Write only how many lines in this data include "JSON".

* _DATA EXCERPTS_:
#####

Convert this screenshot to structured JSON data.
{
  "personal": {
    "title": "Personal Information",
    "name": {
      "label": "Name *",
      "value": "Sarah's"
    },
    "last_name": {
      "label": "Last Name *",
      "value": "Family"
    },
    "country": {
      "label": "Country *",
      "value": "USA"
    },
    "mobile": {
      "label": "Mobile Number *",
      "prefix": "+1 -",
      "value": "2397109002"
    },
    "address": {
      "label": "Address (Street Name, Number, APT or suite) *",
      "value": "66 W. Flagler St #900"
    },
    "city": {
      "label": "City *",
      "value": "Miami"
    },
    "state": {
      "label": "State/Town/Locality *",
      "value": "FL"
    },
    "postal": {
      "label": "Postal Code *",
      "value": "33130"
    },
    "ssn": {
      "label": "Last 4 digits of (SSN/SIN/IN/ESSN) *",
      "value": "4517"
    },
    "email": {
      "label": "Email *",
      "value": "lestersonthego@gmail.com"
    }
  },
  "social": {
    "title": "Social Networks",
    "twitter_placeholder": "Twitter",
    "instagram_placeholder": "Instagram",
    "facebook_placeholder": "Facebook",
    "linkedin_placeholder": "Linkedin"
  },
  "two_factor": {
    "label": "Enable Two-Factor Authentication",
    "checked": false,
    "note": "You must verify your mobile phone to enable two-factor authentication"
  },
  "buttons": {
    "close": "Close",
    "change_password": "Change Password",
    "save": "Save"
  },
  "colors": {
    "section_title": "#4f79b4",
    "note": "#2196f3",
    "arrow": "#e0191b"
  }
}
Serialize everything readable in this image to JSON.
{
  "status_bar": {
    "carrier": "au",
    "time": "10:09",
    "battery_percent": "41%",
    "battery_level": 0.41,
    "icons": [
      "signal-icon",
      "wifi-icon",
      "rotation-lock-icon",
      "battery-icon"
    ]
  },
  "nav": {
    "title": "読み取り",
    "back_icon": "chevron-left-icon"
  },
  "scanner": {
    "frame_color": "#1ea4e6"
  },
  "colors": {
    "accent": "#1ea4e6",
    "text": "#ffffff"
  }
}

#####

* _ANSWER AREA_: 2